* Work order
Print out the data below in full and exactly, skipping the pictures.

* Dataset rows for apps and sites

※

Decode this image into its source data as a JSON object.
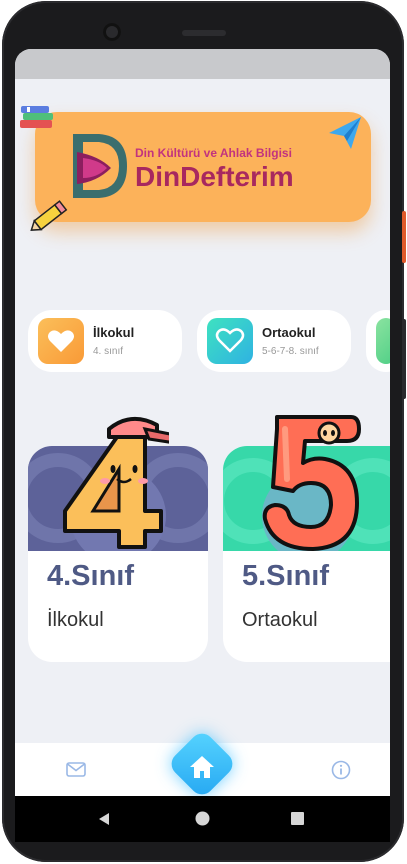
{
  "banner": {
    "subtitle": "Din Kültürü ve Ahlak Bilgisi",
    "title": "DinDefterim",
    "colors": {
      "background": "#fcb25a",
      "subtitle": "#c2337e",
      "title": "#a8285f"
    }
  },
  "levels": [
    {
      "title": "İlkokul",
      "subtitle": "4. sınıf",
      "icon": "heart-icon",
      "color": "#fba03f"
    },
    {
      "title": "Ortaokul",
      "subtitle": "5-6-7-8. sınıf",
      "icon": "heart-outline-icon",
      "color": "#30c7d8"
    }
  ],
  "grades": [
    {
      "grade": "4.Sınıf",
      "level": "İlkokul",
      "mascot": "number-four-mascot",
      "color": "#5d6299"
    },
    {
      "grade": "5.Sınıf",
      "level": "Ortaokul",
      "mascot": "number-five-mascot",
      "color": "#37d8a9"
    }
  ],
  "bottom_nav": {
    "items": [
      "mail-icon",
      "home-icon",
      "info-icon"
    ],
    "accent": "#25a7f2"
  }
}
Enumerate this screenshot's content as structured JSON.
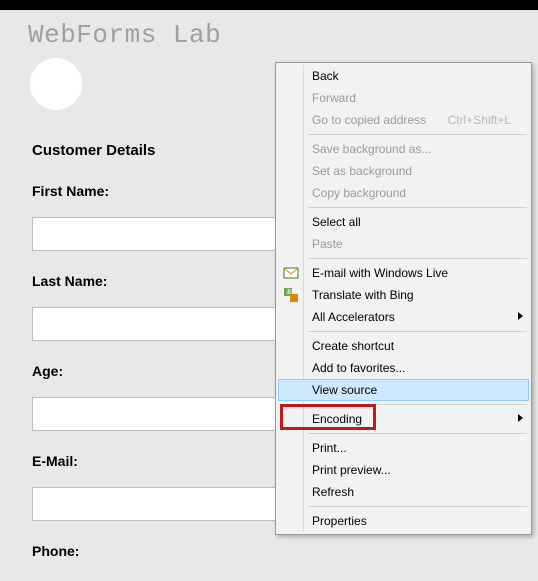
{
  "header": {
    "site_title": "WebForms Lab"
  },
  "form": {
    "section_title": "Customer Details",
    "fields": {
      "first_name": {
        "label": "First Name:",
        "value": ""
      },
      "last_name": {
        "label": "Last Name:",
        "value": ""
      },
      "age": {
        "label": "Age:",
        "value": ""
      },
      "email": {
        "label": "E-Mail:",
        "value": ""
      },
      "phone": {
        "label": "Phone:",
        "value": ""
      }
    }
  },
  "context_menu": {
    "items": {
      "back": {
        "label": "Back"
      },
      "forward": {
        "label": "Forward"
      },
      "copied_addr": {
        "label": "Go to copied address",
        "shortcut": "Ctrl+Shift+L"
      },
      "save_bg": {
        "label": "Save background as..."
      },
      "set_bg": {
        "label": "Set as background"
      },
      "copy_bg": {
        "label": "Copy background"
      },
      "select_all": {
        "label": "Select all"
      },
      "paste": {
        "label": "Paste"
      },
      "email_live": {
        "label": "E-mail with Windows Live"
      },
      "translate": {
        "label": "Translate with Bing"
      },
      "accelerators": {
        "label": "All Accelerators"
      },
      "shortcut": {
        "label": "Create shortcut"
      },
      "favorites": {
        "label": "Add to favorites..."
      },
      "view_source": {
        "label": "View source"
      },
      "encoding": {
        "label": "Encoding"
      },
      "print": {
        "label": "Print..."
      },
      "preview": {
        "label": "Print preview..."
      },
      "refresh": {
        "label": "Refresh"
      },
      "properties": {
        "label": "Properties"
      }
    }
  }
}
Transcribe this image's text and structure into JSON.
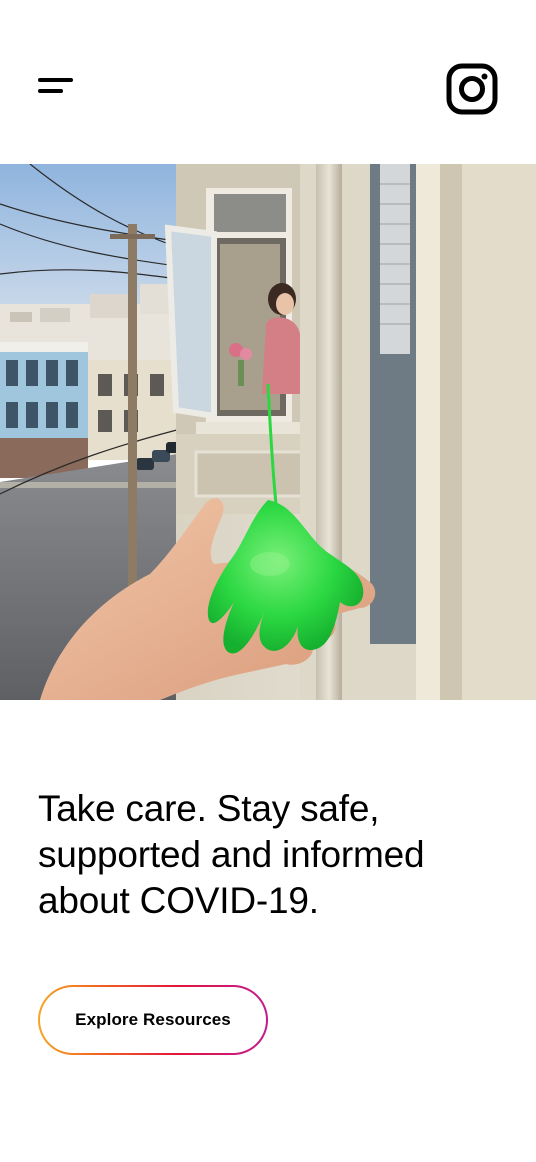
{
  "header": {
    "menu_icon": "hamburger-menu-icon",
    "instagram_icon": "instagram-logo-icon"
  },
  "hero": {
    "image_subject": "slime-hand-toy-window-street-photo"
  },
  "headline": {
    "text": "Take care. Stay safe, supported and informed about COVID-19."
  },
  "cta": {
    "label": "Explore Resources",
    "gradient_colors": [
      "#f5a623",
      "#f05a24",
      "#e4163c",
      "#c21a8f"
    ]
  }
}
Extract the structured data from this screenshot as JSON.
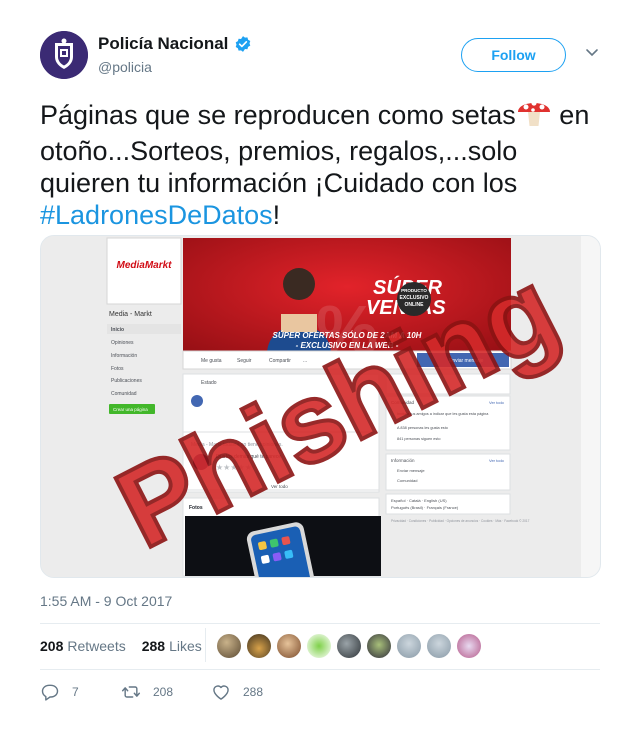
{
  "header": {
    "display_name": "Policía Nacional",
    "handle": "@policia",
    "verified_icon": "verified-badge-icon",
    "follow_label": "Follow",
    "caret_icon": "chevron-down-icon"
  },
  "tweet": {
    "text_part1": "Páginas que se reproducen como setas",
    "text_part2": " en otoño...Sorteos, premios, regalos,...solo quieren tu información ¡Cuidado con los ",
    "hashtag": "#LadronesDeDatos",
    "text_end": "!",
    "emoji_icon": "mushroom-icon"
  },
  "media": {
    "brand": "MediaMarkt",
    "page_name": "Media - Markt",
    "nav": [
      "Inicio",
      "Opiniones",
      "Información",
      "Fotos",
      "Publicaciones",
      "Comunidad"
    ],
    "create_page_button": "Crear una página",
    "banner_title_1": "SÚPER",
    "banner_title_2": "VENTAS",
    "banner_badge_1": "PRODUCTO",
    "banner_badge_2": "EXCLUSIVO",
    "banner_badge_3": "ONLINE",
    "banner_sub_1": "SÚPER OFERTAS SÓLO DE 2AM A 10H",
    "banner_sub_2": "- EXCLUSIVO EN LA WEB -",
    "actions": [
      "Me gusta",
      "Seguir",
      "Compartir",
      "..."
    ],
    "message_button": "Enviar mensaje",
    "status_label": "Estado",
    "community_label": "Comunidad",
    "see_all": "Ver todo",
    "community_items": [
      "Invita a tus amigos a indicar que les gusta esta página",
      "A 838 personas les gusta esto",
      "841 personas siguen esto"
    ],
    "info_label": "Información",
    "info_items": [
      "Enviar mensaje",
      "Comunidad"
    ],
    "opinions_text": "Media - Markt todavía no tiene opiniones.",
    "opinion_prompt": "Di a los demás qué te parece",
    "photos_label": "Fotos",
    "languages_1": "Español · Català · English (US)",
    "languages_2": "Português (Brasil) · Français (France)",
    "footer_links": "Privacidad · Condiciones · Publicidad · Opciones de anuncios · Cookies · Más · Facebook © 2017",
    "overlay_stamp": "Phishing",
    "stamp_color": "#d42a2a"
  },
  "meta": {
    "timestamp": "1:55 AM - 9 Oct 2017"
  },
  "stats": {
    "retweets_count": "208",
    "retweets_label": "Retweets",
    "likes_count": "288",
    "likes_label": "Likes",
    "liker_avatars": [
      "avatar-1",
      "avatar-2",
      "avatar-3",
      "avatar-4",
      "avatar-5",
      "avatar-6",
      "avatar-7",
      "avatar-8",
      "avatar-9"
    ]
  },
  "actions": {
    "reply_icon": "reply-icon",
    "reply_count": "7",
    "retweet_icon": "retweet-icon",
    "retweet_count": "208",
    "like_icon": "heart-icon",
    "like_count": "288"
  },
  "colors": {
    "accent": "#1da1f2",
    "hashtag": "#1b95e0",
    "muted": "#657786",
    "mediamarkt_red": "#d10c15"
  }
}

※

* Response to this exercise
Decode this image into its source data as a JSON object.
{
  "banner": {
    "subtitle": "Din Kültürü ve Ahlak Bilgisi",
    "title": "DinDefterim",
    "colors": {
      "background": "#fcb25a",
      "subtitle": "#c2337e",
      "title": "#a8285f"
    }
  },
  "levels": [
    {
      "title": "İlkokul",
      "subtitle": "4. sınıf",
      "icon": "heart-icon",
      "color": "#fba03f"
    },
    {
      "title": "Ortaokul",
      "subtitle": "5-6-7-8. sınıf",
      "icon": "heart-outline-icon",
      "color": "#30c7d8"
    }
  ],
  "grades": [
    {
      "grade": "4.Sınıf",
      "level": "İlkokul",
      "mascot": "number-four-mascot",
      "color": "#5d6299"
    },
    {
      "grade": "5.Sınıf",
      "level": "Ortaokul",
      "mascot": "number-five-mascot",
      "color": "#37d8a9"
    }
  ],
  "bottom_nav": {
    "items": [
      "mail-icon",
      "home-icon",
      "info-icon"
    ],
    "accent": "#25a7f2"
  }
}
Enumerate this screenshot's content as structured JSON.
{
  "header": {
    "site_title": "WebForms Lab"
  },
  "form": {
    "section_title": "Customer Details",
    "fields": {
      "first_name": {
        "label": "First Name:",
        "value": ""
      },
      "last_name": {
        "label": "Last Name:",
        "value": ""
      },
      "age": {
        "label": "Age:",
        "value": ""
      },
      "email": {
        "label": "E-Mail:",
        "value": ""
      },
      "phone": {
        "label": "Phone:",
        "value": ""
      }
    }
  },
  "context_menu": {
    "items": {
      "back": {
        "label": "Back"
      },
      "forward": {
        "label": "Forward"
      },
      "copied_addr": {
        "label": "Go to copied address",
        "shortcut": "Ctrl+Shift+L"
      },
      "save_bg": {
        "label": "Save background as..."
      },
      "set_bg": {
        "label": "Set as background"
      },
      "copy_bg": {
        "label": "Copy background"
      },
      "select_all": {
        "label": "Select all"
      },
      "paste": {
        "label": "Paste"
      },
      "email_live": {
        "label": "E-mail with Windows Live"
      },
      "translate": {
        "label": "Translate with Bing"
      },
      "accelerators": {
        "label": "All Accelerators"
      },
      "shortcut": {
        "label": "Create shortcut"
      },
      "favorites": {
        "label": "Add to favorites..."
      },
      "view_source": {
        "label": "View source"
      },
      "encoding": {
        "label": "Encoding"
      },
      "print": {
        "label": "Print..."
      },
      "preview": {
        "label": "Print preview..."
      },
      "refresh": {
        "label": "Refresh"
      },
      "properties": {
        "label": "Properties"
      }
    }
  }
}
Transcribe this image's text and structure into JSON.
{
  "header": {
    "menu_icon": "hamburger-menu-icon",
    "instagram_icon": "instagram-logo-icon"
  },
  "hero": {
    "image_subject": "slime-hand-toy-window-street-photo"
  },
  "headline": {
    "text": "Take care. Stay safe, supported and informed about COVID-19."
  },
  "cta": {
    "label": "Explore Resources",
    "gradient_colors": [
      "#f5a623",
      "#f05a24",
      "#e4163c",
      "#c21a8f"
    ]
  }
}
Extract the structured data from this screenshot as JSON.
{
  "header": {
    "display_name": "Policía Nacional",
    "handle": "@policia",
    "verified_icon": "verified-badge-icon",
    "follow_label": "Follow",
    "caret_icon": "chevron-down-icon"
  },
  "tweet": {
    "text_part1": "Páginas que se reproducen como setas",
    "text_part2": " en otoño...Sorteos, premios, regalos,...solo quieren tu información ¡Cuidado con los ",
    "hashtag": "#LadronesDeDatos",
    "text_end": "!",
    "emoji_icon": "mushroom-icon"
  },
  "media": {
    "brand": "MediaMarkt",
    "page_name": "Media - Markt",
    "nav": [
      "Inicio",
      "Opiniones",
      "Información",
      "Fotos",
      "Publicaciones",
      "Comunidad"
    ],
    "create_page_button": "Crear una página",
    "banner_title_1": "SÚPER",
    "banner_title_2": "VENTAS",
    "banner_badge_1": "PRODUCTO",
    "banner_badge_2": "EXCLUSIVO",
    "banner_badge_3": "ONLINE",
    "banner_sub_1": "SÚPER OFERTAS SÓLO DE 2AM A 10H",
    "banner_sub_2": "- EXCLUSIVO EN LA WEB -",
    "actions": [
      "Me gusta",
      "Seguir",
      "Compartir",
      "..."
    ],
    "message_button": "Enviar mensaje",
    "status_label": "Estado",
    "community_label": "Comunidad",
    "see_all": "Ver todo",
    "community_items": [
      "Invita a tus amigos a indicar que les gusta esta página",
      "A 838 personas les gusta esto",
      "841 personas siguen esto"
    ],
    "info_label": "Información",
    "info_items": [
      "Enviar mensaje",
      "Comunidad"
    ],
    "opinions_text": "Media - Markt todavía no tiene opiniones.",
    "opinion_prompt": "Di a los demás qué te parece",
    "photos_label": "Fotos",
    "languages_1": "Español · Català · English (US)",
    "languages_2": "Português (Brasil) · Français (France)",
    "footer_links": "Privacidad · Condiciones · Publicidad · Opciones de anuncios · Cookies · Más · Facebook © 2017",
    "overlay_stamp": "Phishing",
    "stamp_color": "#d42a2a"
  },
  "meta": {
    "timestamp": "1:55 AM - 9 Oct 2017"
  },
  "stats": {
    "retweets_count": "208",
    "retweets_label": "Retweets",
    "likes_count": "288",
    "likes_label": "Likes",
    "liker_avatars": [
      "avatar-1",
      "avatar-2",
      "avatar-3",
      "avatar-4",
      "avatar-5",
      "avatar-6",
      "avatar-7",
      "avatar-8",
      "avatar-9"
    ]
  },
  "actions": {
    "reply_icon": "reply-icon",
    "reply_count": "7",
    "retweet_icon": "retweet-icon",
    "retweet_count": "208",
    "like_icon": "heart-icon",
    "like_count": "288"
  },
  "colors": {
    "accent": "#1da1f2",
    "hashtag": "#1b95e0",
    "muted": "#657786",
    "mediamarkt_red": "#d10c15"
  }
}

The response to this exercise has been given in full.